#### Data provided

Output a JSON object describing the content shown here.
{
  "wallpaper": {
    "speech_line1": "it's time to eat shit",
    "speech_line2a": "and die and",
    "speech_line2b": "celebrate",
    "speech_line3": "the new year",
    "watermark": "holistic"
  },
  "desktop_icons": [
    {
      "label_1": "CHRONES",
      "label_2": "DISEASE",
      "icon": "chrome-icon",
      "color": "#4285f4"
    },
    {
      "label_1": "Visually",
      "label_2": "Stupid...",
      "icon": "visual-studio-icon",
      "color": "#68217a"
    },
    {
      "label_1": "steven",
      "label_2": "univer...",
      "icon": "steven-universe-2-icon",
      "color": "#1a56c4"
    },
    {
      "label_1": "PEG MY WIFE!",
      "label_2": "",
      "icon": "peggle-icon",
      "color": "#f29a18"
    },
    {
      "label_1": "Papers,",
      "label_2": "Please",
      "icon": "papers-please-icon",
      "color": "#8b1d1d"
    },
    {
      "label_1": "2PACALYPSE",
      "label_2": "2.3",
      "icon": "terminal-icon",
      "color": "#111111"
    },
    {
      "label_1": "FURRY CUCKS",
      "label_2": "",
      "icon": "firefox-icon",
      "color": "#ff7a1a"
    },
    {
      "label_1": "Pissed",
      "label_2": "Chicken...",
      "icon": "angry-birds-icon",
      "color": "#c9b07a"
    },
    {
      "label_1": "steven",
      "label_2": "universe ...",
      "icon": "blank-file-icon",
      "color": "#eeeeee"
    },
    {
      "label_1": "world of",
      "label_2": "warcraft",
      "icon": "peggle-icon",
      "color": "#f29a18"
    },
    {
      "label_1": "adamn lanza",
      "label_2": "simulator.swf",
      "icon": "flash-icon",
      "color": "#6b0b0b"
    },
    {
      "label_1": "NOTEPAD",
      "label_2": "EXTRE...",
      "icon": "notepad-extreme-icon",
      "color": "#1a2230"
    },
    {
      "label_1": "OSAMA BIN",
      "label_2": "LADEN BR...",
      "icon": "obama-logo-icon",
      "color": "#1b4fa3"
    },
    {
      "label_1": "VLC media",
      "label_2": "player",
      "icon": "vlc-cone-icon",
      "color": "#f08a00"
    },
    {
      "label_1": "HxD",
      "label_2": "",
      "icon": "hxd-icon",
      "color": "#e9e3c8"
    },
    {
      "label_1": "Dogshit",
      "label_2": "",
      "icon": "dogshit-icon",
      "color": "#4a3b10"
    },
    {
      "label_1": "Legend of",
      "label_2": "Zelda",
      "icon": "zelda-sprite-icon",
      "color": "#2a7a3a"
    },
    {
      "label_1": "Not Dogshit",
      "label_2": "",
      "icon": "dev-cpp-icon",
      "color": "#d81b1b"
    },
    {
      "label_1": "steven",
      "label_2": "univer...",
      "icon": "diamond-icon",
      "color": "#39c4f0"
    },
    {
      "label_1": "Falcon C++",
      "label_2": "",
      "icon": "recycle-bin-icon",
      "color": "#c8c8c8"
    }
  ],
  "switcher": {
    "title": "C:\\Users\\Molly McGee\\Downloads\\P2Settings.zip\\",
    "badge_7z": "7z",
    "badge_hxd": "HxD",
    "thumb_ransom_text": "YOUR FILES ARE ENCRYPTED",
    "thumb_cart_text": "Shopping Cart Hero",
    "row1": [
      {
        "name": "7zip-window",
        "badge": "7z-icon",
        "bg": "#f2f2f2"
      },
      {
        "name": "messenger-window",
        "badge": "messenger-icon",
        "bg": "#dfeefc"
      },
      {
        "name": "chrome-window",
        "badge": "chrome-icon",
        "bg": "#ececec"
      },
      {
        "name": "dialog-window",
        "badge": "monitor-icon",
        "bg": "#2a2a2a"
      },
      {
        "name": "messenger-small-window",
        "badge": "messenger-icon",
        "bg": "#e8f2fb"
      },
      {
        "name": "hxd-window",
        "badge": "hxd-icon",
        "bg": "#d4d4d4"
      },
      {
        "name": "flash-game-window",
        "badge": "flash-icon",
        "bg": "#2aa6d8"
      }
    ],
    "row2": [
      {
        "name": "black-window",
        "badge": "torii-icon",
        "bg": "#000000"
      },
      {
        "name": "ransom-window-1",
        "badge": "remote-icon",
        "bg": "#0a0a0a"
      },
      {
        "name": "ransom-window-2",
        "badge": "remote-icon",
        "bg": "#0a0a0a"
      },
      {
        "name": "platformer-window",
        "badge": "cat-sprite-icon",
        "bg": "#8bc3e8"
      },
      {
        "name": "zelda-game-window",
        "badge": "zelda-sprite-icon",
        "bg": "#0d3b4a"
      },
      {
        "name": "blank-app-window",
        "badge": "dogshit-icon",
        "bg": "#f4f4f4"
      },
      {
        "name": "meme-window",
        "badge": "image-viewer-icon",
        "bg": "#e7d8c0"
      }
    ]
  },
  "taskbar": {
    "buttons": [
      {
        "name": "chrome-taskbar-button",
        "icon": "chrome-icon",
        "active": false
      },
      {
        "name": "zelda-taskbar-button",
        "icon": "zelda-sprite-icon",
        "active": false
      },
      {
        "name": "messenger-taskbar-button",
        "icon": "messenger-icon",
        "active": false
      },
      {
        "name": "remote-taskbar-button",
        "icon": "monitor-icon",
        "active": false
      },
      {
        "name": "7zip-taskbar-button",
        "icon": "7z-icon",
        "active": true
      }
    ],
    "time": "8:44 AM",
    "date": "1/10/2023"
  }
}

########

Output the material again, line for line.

### Task response
Output a JSON object describing the content shown here.
{
  "wallpaper": {
    "speech_line1": "it's time to eat shit",
    "speech_line2a": "and die and",
    "speech_line2b": "celebrate",
    "speech_line3": "the new year",
    "watermark": "holistic"
  },
  "desktop_icons": [
    {
      "label_1": "CHRONES",
      "label_2": "DISEASE",
      "icon": "chrome-icon",
      "color": "#4285f4"
    },
    {
      "label_1": "Visually",
      "label_2": "Stupid...",
      "icon": "visual-studio-icon",
      "color": "#68217a"
    },
    {
      "label_1": "steven",
      "label_2": "univer...",
      "icon": "steven-universe-2-icon",
      "color": "#1a56c4"
    },
    {
      "label_1": "PEG MY WIFE!",
      "label_2": "",
      "icon": "peggle-icon",
      "color": "#f29a18"
    },
    {
      "label_1": "Papers,",
      "label_2": "Please",
      "icon": "papers-please-icon",
      "color": "#8b1d1d"
    },
    {
      "label_1": "2PACALYPSE",
      "label_2": "2.3",
      "icon": "terminal-icon",
      "color": "#111111"
    },
    {
      "label_1": "FURRY CUCKS",
      "label_2": "",
      "icon": "firefox-icon",
      "color": "#ff7a1a"
    },
    {
      "label_1": "Pissed",
      "label_2": "Chicken...",
      "icon": "angry-birds-icon",
      "color": "#c9b07a"
    },
    {
      "label_1": "steven",
      "label_2": "universe ...",
      "icon": "blank-file-icon",
      "color": "#eeeeee"
    },
    {
      "label_1": "world of",
      "label_2": "warcraft",
      "icon": "peggle-icon",
      "color": "#f29a18"
    },
    {
      "label_1": "adamn lanza",
      "label_2": "simulator.swf",
      "icon": "flash-icon",
      "color": "#6b0b0b"
    },
    {
      "label_1": "NOTEPAD",
      "label_2": "EXTRE...",
      "icon": "notepad-extreme-icon",
      "color": "#1a2230"
    },
    {
      "label_1": "OSAMA BIN",
      "label_2": "LADEN BR...",
      "icon": "obama-logo-icon",
      "color": "#1b4fa3"
    },
    {
      "label_1": "VLC media",
      "label_2": "player",
      "icon": "vlc-cone-icon",
      "color": "#f08a00"
    },
    {
      "label_1": "HxD",
      "label_2": "",
      "icon": "hxd-icon",
      "color": "#e9e3c8"
    },
    {
      "label_1": "Dogshit",
      "label_2": "",
      "icon": "dogshit-icon",
      "color": "#4a3b10"
    },
    {
      "label_1": "Legend of",
      "label_2": "Zelda",
      "icon": "zelda-sprite-icon",
      "color": "#2a7a3a"
    },
    {
      "label_1": "Not Dogshit",
      "label_2": "",
      "icon": "dev-cpp-icon",
      "color": "#d81b1b"
    },
    {
      "label_1": "steven",
      "label_2": "univer...",
      "icon": "diamond-icon",
      "color": "#39c4f0"
    },
    {
      "label_1": "Falcon C++",
      "label_2": "",
      "icon": "recycle-bin-icon",
      "color": "#c8c8c8"
    }
  ],
  "switcher": {
    "title": "C:\\Users\\Molly McGee\\Downloads\\P2Settings.zip\\",
    "badge_7z": "7z",
    "badge_hxd": "HxD",
    "thumb_ransom_text": "YOUR FILES ARE ENCRYPTED",
    "thumb_cart_text": "Shopping Cart Hero",
    "row1": [
      {
        "name": "7zip-window",
        "badge": "7z-icon",
        "bg": "#f2f2f2"
      },
      {
        "name": "messenger-window",
        "badge": "messenger-icon",
        "bg": "#dfeefc"
      },
      {
        "name": "chrome-window",
        "badge": "chrome-icon",
        "bg": "#ececec"
      },
      {
        "name": "dialog-window",
        "badge": "monitor-icon",
        "bg": "#2a2a2a"
      },
      {
        "name": "messenger-small-window",
        "badge": "messenger-icon",
        "bg": "#e8f2fb"
      },
      {
        "name": "hxd-window",
        "badge": "hxd-icon",
        "bg": "#d4d4d4"
      },
      {
        "name": "flash-game-window",
        "badge": "flash-icon",
        "bg": "#2aa6d8"
      }
    ],
    "row2": [
      {
        "name": "black-window",
        "badge": "torii-icon",
        "bg": "#000000"
      },
      {
        "name": "ransom-window-1",
        "badge": "remote-icon",
        "bg": "#0a0a0a"
      },
      {
        "name": "ransom-window-2",
        "badge": "remote-icon",
        "bg": "#0a0a0a"
      },
      {
        "name": "platformer-window",
        "badge": "cat-sprite-icon",
        "bg": "#8bc3e8"
      },
      {
        "name": "zelda-game-window",
        "badge": "zelda-sprite-icon",
        "bg": "#0d3b4a"
      },
      {
        "name": "blank-app-window",
        "badge": "dogshit-icon",
        "bg": "#f4f4f4"
      },
      {
        "name": "meme-window",
        "badge": "image-viewer-icon",
        "bg": "#e7d8c0"
      }
    ]
  },
  "taskbar": {
    "buttons": [
      {
        "name": "chrome-taskbar-button",
        "icon": "chrome-icon",
        "active": false
      },
      {
        "name": "zelda-taskbar-button",
        "icon": "zelda-sprite-icon",
        "active": false
      },
      {
        "name": "messenger-taskbar-button",
        "icon": "messenger-icon",
        "active": false
      },
      {
        "name": "remote-taskbar-button",
        "icon": "monitor-icon",
        "active": false
      },
      {
        "name": "7zip-taskbar-button",
        "icon": "7z-icon",
        "active": true
      }
    ],
    "time": "8:44 AM",
    "date": "1/10/2023"
  }
}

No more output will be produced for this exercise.